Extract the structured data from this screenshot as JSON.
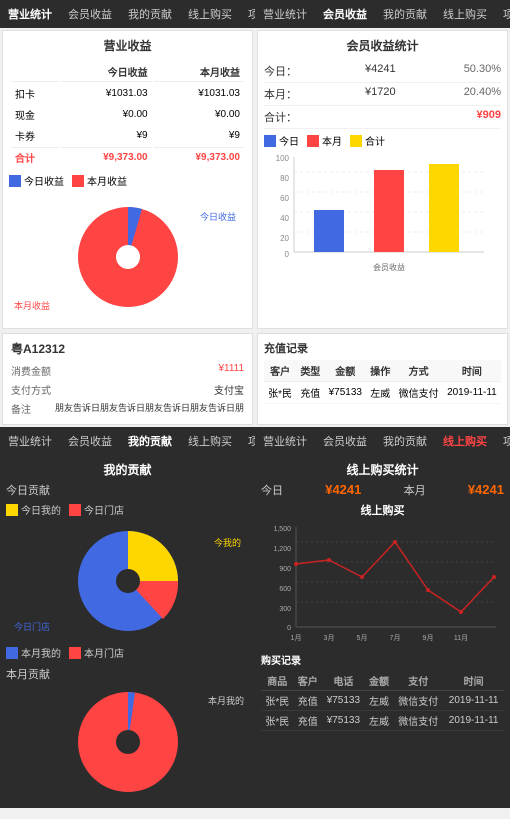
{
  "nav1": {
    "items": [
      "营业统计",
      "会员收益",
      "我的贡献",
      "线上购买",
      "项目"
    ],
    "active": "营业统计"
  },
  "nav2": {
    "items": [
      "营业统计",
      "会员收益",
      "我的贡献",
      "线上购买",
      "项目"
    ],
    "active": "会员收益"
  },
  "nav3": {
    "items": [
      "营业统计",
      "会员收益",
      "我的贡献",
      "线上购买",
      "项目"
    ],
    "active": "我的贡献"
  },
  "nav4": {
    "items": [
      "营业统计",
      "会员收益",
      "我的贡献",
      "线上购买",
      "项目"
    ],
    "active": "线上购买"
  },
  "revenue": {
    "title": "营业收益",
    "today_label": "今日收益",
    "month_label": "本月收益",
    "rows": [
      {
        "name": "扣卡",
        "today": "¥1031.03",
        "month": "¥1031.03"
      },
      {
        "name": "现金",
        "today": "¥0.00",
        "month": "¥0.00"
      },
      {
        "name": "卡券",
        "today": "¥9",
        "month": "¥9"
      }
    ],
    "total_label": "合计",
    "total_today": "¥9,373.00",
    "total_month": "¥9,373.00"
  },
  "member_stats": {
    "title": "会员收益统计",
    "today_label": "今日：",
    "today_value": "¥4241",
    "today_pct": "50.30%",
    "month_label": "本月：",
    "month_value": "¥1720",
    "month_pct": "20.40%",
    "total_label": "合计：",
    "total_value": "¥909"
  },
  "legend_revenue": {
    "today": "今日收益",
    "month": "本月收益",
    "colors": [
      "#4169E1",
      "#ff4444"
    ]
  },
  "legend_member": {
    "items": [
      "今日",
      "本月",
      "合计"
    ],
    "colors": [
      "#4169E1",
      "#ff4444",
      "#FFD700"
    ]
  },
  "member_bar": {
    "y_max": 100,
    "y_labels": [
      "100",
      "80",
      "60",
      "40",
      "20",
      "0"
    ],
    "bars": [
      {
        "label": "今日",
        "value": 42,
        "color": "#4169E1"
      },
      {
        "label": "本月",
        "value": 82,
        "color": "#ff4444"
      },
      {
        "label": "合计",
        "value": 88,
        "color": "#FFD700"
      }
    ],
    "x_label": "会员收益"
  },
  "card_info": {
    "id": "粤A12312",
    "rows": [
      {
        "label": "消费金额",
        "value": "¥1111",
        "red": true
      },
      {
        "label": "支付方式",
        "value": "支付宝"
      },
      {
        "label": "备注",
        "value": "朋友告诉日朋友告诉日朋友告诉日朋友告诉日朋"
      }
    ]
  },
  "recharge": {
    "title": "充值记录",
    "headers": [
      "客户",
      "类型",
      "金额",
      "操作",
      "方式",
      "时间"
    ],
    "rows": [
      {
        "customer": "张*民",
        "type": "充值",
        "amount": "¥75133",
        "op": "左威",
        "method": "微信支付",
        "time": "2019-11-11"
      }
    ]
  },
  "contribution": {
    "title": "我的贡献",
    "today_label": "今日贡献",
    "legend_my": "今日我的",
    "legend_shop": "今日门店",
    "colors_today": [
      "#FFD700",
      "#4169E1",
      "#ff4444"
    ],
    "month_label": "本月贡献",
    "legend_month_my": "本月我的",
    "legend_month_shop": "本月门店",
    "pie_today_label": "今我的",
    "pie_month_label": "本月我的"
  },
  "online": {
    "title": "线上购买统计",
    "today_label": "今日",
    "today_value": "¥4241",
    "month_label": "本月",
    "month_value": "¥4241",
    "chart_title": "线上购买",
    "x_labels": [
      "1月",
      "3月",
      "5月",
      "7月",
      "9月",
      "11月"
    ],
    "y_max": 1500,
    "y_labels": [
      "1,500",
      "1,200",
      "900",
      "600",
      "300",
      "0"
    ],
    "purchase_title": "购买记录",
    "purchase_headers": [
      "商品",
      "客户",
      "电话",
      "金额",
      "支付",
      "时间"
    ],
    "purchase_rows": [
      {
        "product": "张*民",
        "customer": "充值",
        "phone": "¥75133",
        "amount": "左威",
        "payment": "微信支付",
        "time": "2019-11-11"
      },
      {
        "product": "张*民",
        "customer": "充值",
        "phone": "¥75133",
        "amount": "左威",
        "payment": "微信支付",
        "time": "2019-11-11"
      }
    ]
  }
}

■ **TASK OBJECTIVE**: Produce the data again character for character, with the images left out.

■ **SOLUTION TO THIS EXERCISE**:
Extract the structured data from this screenshot as JSON.
{
  "nav1": {
    "items": [
      "营业统计",
      "会员收益",
      "我的贡献",
      "线上购买",
      "项目"
    ],
    "active": "营业统计"
  },
  "nav2": {
    "items": [
      "营业统计",
      "会员收益",
      "我的贡献",
      "线上购买",
      "项目"
    ],
    "active": "会员收益"
  },
  "nav3": {
    "items": [
      "营业统计",
      "会员收益",
      "我的贡献",
      "线上购买",
      "项目"
    ],
    "active": "我的贡献"
  },
  "nav4": {
    "items": [
      "营业统计",
      "会员收益",
      "我的贡献",
      "线上购买",
      "项目"
    ],
    "active": "线上购买"
  },
  "revenue": {
    "title": "营业收益",
    "today_label": "今日收益",
    "month_label": "本月收益",
    "rows": [
      {
        "name": "扣卡",
        "today": "¥1031.03",
        "month": "¥1031.03"
      },
      {
        "name": "现金",
        "today": "¥0.00",
        "month": "¥0.00"
      },
      {
        "name": "卡券",
        "today": "¥9",
        "month": "¥9"
      }
    ],
    "total_label": "合计",
    "total_today": "¥9,373.00",
    "total_month": "¥9,373.00"
  },
  "member_stats": {
    "title": "会员收益统计",
    "today_label": "今日：",
    "today_value": "¥4241",
    "today_pct": "50.30%",
    "month_label": "本月：",
    "month_value": "¥1720",
    "month_pct": "20.40%",
    "total_label": "合计：",
    "total_value": "¥909"
  },
  "legend_revenue": {
    "today": "今日收益",
    "month": "本月收益",
    "colors": [
      "#4169E1",
      "#ff4444"
    ]
  },
  "legend_member": {
    "items": [
      "今日",
      "本月",
      "合计"
    ],
    "colors": [
      "#4169E1",
      "#ff4444",
      "#FFD700"
    ]
  },
  "member_bar": {
    "y_max": 100,
    "y_labels": [
      "100",
      "80",
      "60",
      "40",
      "20",
      "0"
    ],
    "bars": [
      {
        "label": "今日",
        "value": 42,
        "color": "#4169E1"
      },
      {
        "label": "本月",
        "value": 82,
        "color": "#ff4444"
      },
      {
        "label": "合计",
        "value": 88,
        "color": "#FFD700"
      }
    ],
    "x_label": "会员收益"
  },
  "card_info": {
    "id": "粤A12312",
    "rows": [
      {
        "label": "消费金额",
        "value": "¥1111",
        "red": true
      },
      {
        "label": "支付方式",
        "value": "支付宝"
      },
      {
        "label": "备注",
        "value": "朋友告诉日朋友告诉日朋友告诉日朋友告诉日朋"
      }
    ]
  },
  "recharge": {
    "title": "充值记录",
    "headers": [
      "客户",
      "类型",
      "金额",
      "操作",
      "方式",
      "时间"
    ],
    "rows": [
      {
        "customer": "张*民",
        "type": "充值",
        "amount": "¥75133",
        "op": "左威",
        "method": "微信支付",
        "time": "2019-11-11"
      }
    ]
  },
  "contribution": {
    "title": "我的贡献",
    "today_label": "今日贡献",
    "legend_my": "今日我的",
    "legend_shop": "今日门店",
    "colors_today": [
      "#FFD700",
      "#4169E1",
      "#ff4444"
    ],
    "month_label": "本月贡献",
    "legend_month_my": "本月我的",
    "legend_month_shop": "本月门店",
    "pie_today_label": "今我的",
    "pie_month_label": "本月我的"
  },
  "online": {
    "title": "线上购买统计",
    "today_label": "今日",
    "today_value": "¥4241",
    "month_label": "本月",
    "month_value": "¥4241",
    "chart_title": "线上购买",
    "x_labels": [
      "1月",
      "3月",
      "5月",
      "7月",
      "9月",
      "11月"
    ],
    "y_max": 1500,
    "y_labels": [
      "1,500",
      "1,200",
      "900",
      "600",
      "300",
      "0"
    ],
    "purchase_title": "购买记录",
    "purchase_headers": [
      "商品",
      "客户",
      "电话",
      "金额",
      "支付",
      "时间"
    ],
    "purchase_rows": [
      {
        "product": "张*民",
        "customer": "充值",
        "phone": "¥75133",
        "amount": "左威",
        "payment": "微信支付",
        "time": "2019-11-11"
      },
      {
        "product": "张*民",
        "customer": "充值",
        "phone": "¥75133",
        "amount": "左威",
        "payment": "微信支付",
        "time": "2019-11-11"
      }
    ]
  }
}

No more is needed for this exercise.